====== RECORD EXTRACTS

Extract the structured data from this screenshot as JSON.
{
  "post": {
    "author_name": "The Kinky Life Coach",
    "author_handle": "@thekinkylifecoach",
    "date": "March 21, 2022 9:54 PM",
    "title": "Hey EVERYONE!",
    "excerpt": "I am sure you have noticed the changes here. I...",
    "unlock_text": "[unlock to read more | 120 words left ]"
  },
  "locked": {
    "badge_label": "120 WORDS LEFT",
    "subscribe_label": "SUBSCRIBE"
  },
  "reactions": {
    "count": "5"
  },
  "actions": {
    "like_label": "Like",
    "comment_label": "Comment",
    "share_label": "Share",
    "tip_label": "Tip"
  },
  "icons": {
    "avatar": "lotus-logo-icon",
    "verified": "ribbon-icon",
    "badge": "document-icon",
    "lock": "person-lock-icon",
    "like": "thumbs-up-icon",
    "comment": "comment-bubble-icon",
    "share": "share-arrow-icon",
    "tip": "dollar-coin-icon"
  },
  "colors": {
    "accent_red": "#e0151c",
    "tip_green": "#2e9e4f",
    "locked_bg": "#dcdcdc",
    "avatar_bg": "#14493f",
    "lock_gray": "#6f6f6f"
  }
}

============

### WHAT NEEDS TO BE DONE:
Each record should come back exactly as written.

### WRITTEN RESPONSE:
Extract the structured data from this screenshot as JSON.
{
  "post": {
    "author_name": "The Kinky Life Coach",
    "author_handle": "@thekinkylifecoach",
    "date": "March 21, 2022 9:54 PM",
    "title": "Hey EVERYONE!",
    "excerpt": "I am sure you have noticed the changes here. I...",
    "unlock_text": "[unlock to read more | 120 words left ]"
  },
  "locked": {
    "badge_label": "120 WORDS LEFT",
    "subscribe_label": "SUBSCRIBE"
  },
  "reactions": {
    "count": "5"
  },
  "actions": {
    "like_label": "Like",
    "comment_label": "Comment",
    "share_label": "Share",
    "tip_label": "Tip"
  },
  "icons": {
    "avatar": "lotus-logo-icon",
    "verified": "ribbon-icon",
    "badge": "document-icon",
    "lock": "person-lock-icon",
    "like": "thumbs-up-icon",
    "comment": "comment-bubble-icon",
    "share": "share-arrow-icon",
    "tip": "dollar-coin-icon"
  },
  "colors": {
    "accent_red": "#e0151c",
    "tip_green": "#2e9e4f",
    "locked_bg": "#dcdcdc",
    "avatar_bg": "#14493f",
    "lock_gray": "#6f6f6f"
  }
}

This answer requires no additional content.